Sacramento On the last day of this organizing meeting listening to Jason Judd, Wal-Mart Campaign Director for Change to Win, followed by Derecka Mehrens, California ACORN Head Organizer, tag teamed with Sarita Gupta, Jobs with Justice Field Director, as they described their collaboration to create more community support for sitefights everywhere and their enthusiasm, determination, and passion was infectious, it occurred to me again that the right people were in the room. This was the spirit that could bring an opponent regardless of their power to their knees.
And their words seemed somewhat weak tea after listening to one of our strongest leaders from the Wal-Mart Workers Association at the Opaca Store, Ada McBride, who detailed her ten years as a Wal-Mart “associate” and the company’s ham fisted attempt to move her from the jewelry department after seven years and make her a greeter with a $2.00 loss of pay. As the story unfolded with her soft strength and eyes looking over her glasses, one could feel the steel that would not allow a company to merely sweep her years and tears literally to the front door.

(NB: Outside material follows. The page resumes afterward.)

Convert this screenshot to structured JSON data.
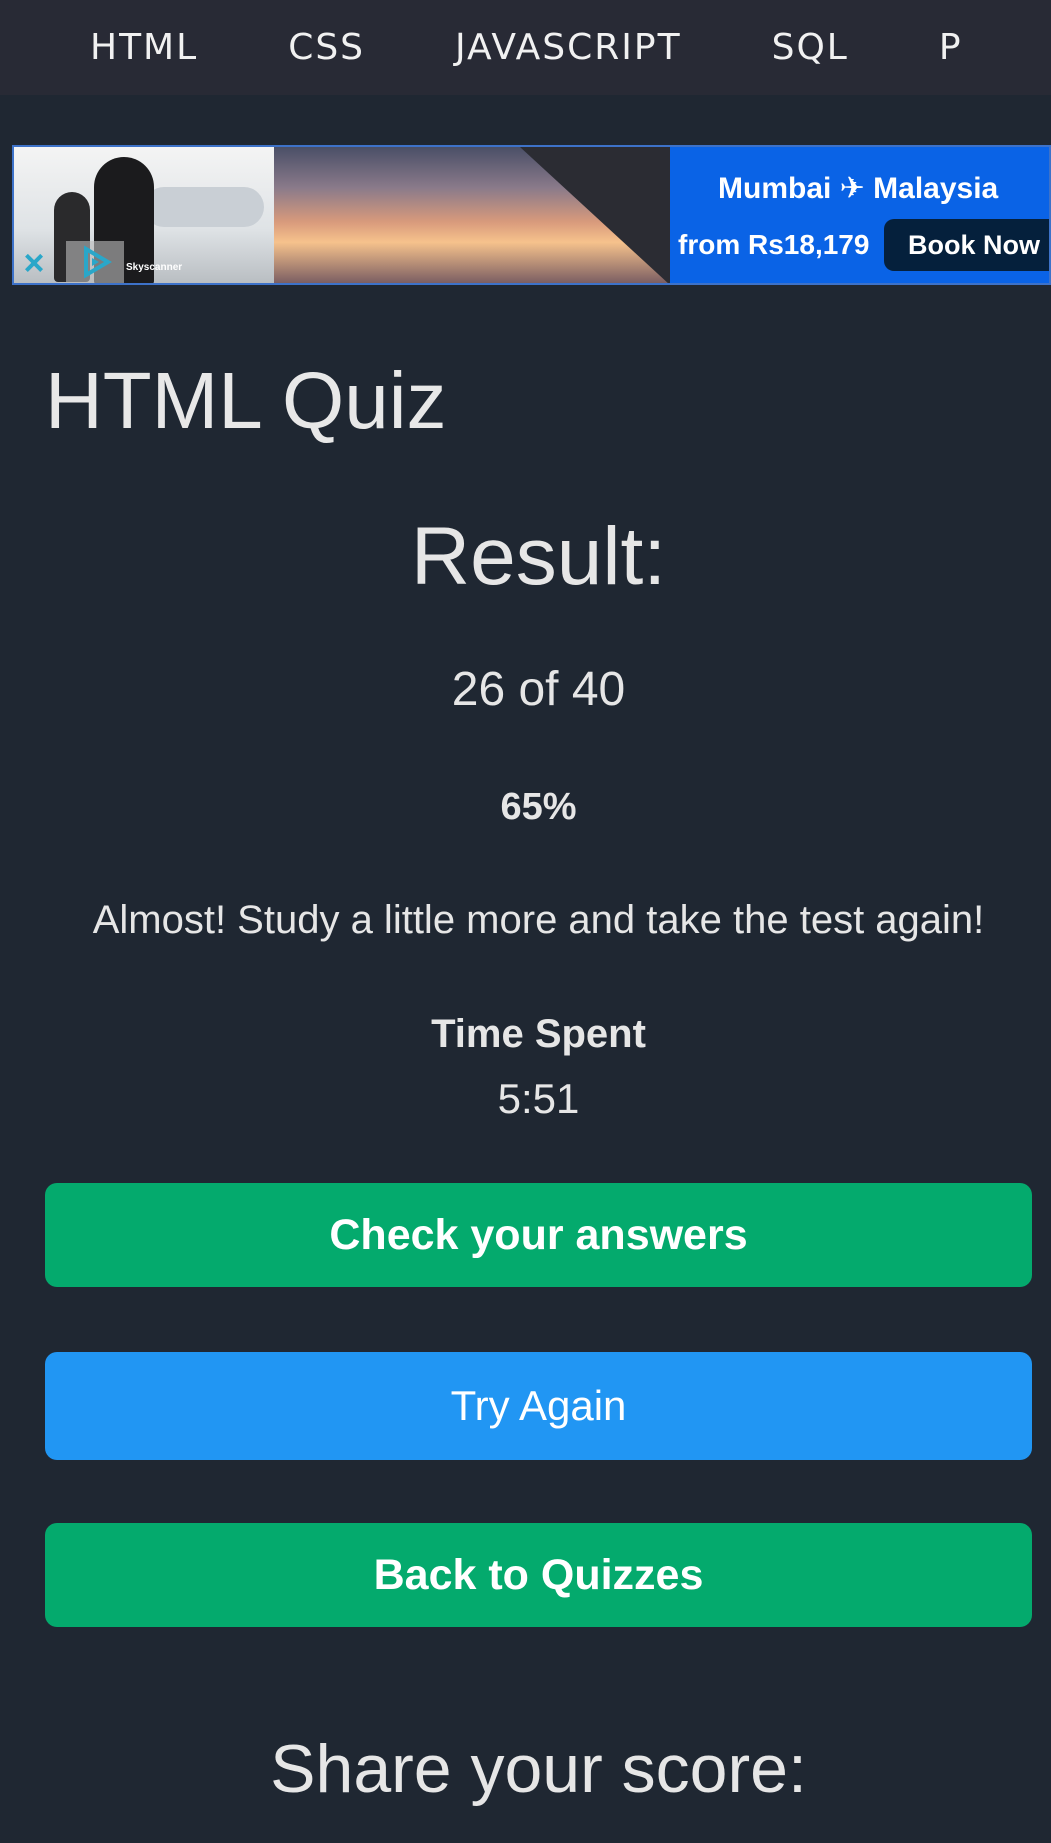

Apostle Al Davis and Mrs. Dorothy Davis followed Ada McBride and talked about the effort to either stop Wal-Mart from coming to the Newtown area in Sarasota, Florida, or force them to have to provide what was necessary in community benefits before they drilled the first piling. They spoke of being called to the area and to this ministry, and the feeling of power as the community became galvanized in this fight. WARN’s assistance was not merely important, it was a godsend. This is powerful stuff.

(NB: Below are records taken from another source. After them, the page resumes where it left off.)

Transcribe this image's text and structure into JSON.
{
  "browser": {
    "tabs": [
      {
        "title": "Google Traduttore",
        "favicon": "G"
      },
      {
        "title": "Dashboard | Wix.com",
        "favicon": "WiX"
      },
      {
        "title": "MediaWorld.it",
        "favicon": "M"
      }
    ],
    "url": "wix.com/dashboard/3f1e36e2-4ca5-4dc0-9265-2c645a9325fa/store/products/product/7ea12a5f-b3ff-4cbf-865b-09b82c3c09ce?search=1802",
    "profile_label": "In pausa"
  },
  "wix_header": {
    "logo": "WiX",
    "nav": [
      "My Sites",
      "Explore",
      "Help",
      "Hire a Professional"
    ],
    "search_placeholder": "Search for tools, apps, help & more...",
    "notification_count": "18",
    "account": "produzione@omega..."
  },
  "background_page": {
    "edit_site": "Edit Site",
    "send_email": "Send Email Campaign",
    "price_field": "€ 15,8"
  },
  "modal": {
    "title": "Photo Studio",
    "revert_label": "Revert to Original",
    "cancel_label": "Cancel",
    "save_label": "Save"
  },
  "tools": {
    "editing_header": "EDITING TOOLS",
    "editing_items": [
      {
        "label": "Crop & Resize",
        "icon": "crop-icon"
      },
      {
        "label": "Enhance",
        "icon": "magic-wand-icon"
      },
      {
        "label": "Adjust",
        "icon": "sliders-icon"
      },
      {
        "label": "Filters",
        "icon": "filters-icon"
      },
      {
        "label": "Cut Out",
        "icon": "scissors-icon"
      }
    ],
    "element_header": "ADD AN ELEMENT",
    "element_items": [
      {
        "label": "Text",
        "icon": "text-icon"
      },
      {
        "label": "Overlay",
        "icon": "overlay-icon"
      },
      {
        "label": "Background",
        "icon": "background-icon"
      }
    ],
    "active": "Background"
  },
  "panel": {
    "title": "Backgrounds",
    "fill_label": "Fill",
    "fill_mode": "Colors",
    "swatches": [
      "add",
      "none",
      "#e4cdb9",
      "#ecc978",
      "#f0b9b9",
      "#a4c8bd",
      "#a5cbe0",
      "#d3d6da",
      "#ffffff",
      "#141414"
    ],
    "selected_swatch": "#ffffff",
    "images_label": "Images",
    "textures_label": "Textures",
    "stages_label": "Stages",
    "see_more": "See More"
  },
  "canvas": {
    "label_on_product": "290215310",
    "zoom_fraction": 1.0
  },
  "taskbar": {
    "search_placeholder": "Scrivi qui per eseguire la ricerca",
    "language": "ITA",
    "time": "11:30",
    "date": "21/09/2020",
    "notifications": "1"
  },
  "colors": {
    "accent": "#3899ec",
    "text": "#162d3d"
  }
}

There were no resolutions or votes, but both in the meeting and in one separate session after another late at night or early in the morning as various groups caucused about how to expand the fight, how to formulate strategies and tactics to wrench whole markets (here and abroad!) away from the company, or how to extend the fights over around distribution, I could feel the fever moving to strike blows at the various business model that spit up communities, workers, and anything in its way. There was a power growing in the room and it replaced the bluffing and uncertainty of the first conference a year ago in St. Petersburg when we were running from hurricanes and wondering if our theories would survive the practice. Now we knew what to do, and the conference reinvigorated our commitment to expand the work to meet the enemy and take its full measure.